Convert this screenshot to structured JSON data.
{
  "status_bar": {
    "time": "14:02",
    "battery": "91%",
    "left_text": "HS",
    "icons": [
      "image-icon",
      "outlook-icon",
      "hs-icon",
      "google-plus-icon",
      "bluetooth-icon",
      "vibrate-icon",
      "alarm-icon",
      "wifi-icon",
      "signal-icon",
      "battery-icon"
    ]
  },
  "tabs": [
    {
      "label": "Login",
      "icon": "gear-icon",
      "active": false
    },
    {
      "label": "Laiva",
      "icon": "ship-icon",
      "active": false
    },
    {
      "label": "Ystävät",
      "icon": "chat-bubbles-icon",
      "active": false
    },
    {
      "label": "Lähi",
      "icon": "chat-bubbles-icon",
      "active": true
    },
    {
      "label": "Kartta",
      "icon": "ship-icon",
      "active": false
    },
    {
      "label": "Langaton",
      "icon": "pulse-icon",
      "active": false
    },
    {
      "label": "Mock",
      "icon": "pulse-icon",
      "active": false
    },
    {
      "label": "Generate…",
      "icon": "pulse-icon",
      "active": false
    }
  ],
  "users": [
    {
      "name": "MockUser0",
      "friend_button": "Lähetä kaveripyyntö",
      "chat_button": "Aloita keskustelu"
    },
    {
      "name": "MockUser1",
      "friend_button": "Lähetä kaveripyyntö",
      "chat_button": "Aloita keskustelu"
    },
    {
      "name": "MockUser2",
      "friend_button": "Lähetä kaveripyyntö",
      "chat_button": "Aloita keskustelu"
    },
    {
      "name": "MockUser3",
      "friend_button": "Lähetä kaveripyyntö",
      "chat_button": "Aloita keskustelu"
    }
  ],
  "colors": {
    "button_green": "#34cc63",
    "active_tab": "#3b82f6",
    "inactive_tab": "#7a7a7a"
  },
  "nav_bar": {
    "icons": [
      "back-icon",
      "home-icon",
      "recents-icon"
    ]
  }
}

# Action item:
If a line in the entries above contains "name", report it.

# Solution to the problem:
      "name": "MockUser0",
      "name": "MockUser1",
      "name": "MockUser2",
      "name": "MockUser3",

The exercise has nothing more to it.